Problem description - In the data below, find every line with the string "fries" and pull it out.

Data provided -
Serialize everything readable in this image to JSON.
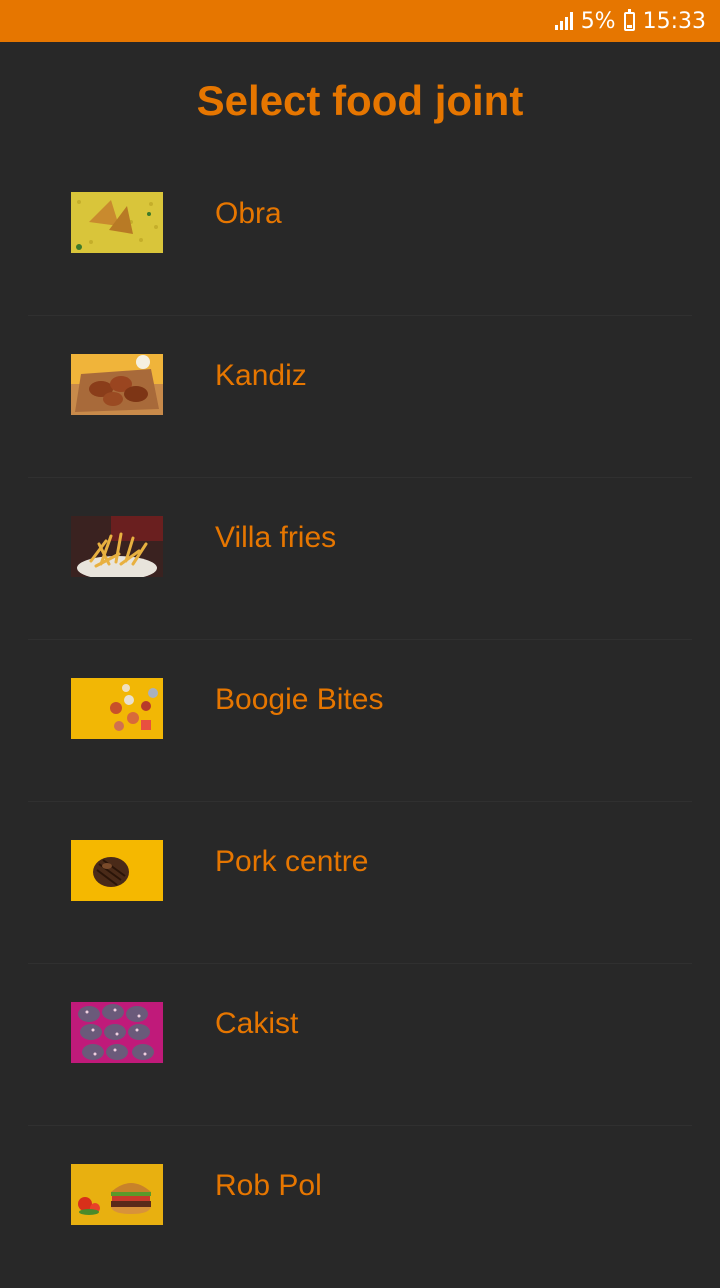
{
  "status_bar": {
    "battery_percent": "5%",
    "time": "15:33",
    "icons": [
      "signal-icon",
      "battery-charging-icon"
    ]
  },
  "page_title": "Select food joint",
  "joints": [
    {
      "name": "Obra",
      "image": "samosa-image"
    },
    {
      "name": "Kandiz",
      "image": "chicken-wings-image"
    },
    {
      "name": "Villa fries",
      "image": "french-fries-image"
    },
    {
      "name": "Boogie Bites",
      "image": "snacks-image"
    },
    {
      "name": "Pork centre",
      "image": "grilled-meat-image"
    },
    {
      "name": "Cakist",
      "image": "cupcakes-image"
    },
    {
      "name": "Rob Pol",
      "image": "burger-image"
    }
  ],
  "colors": {
    "accent": "#e67600",
    "background": "#282828"
  }
}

Exercise solution -
      "name": "Villa fries",
      "image": "french-fries-image"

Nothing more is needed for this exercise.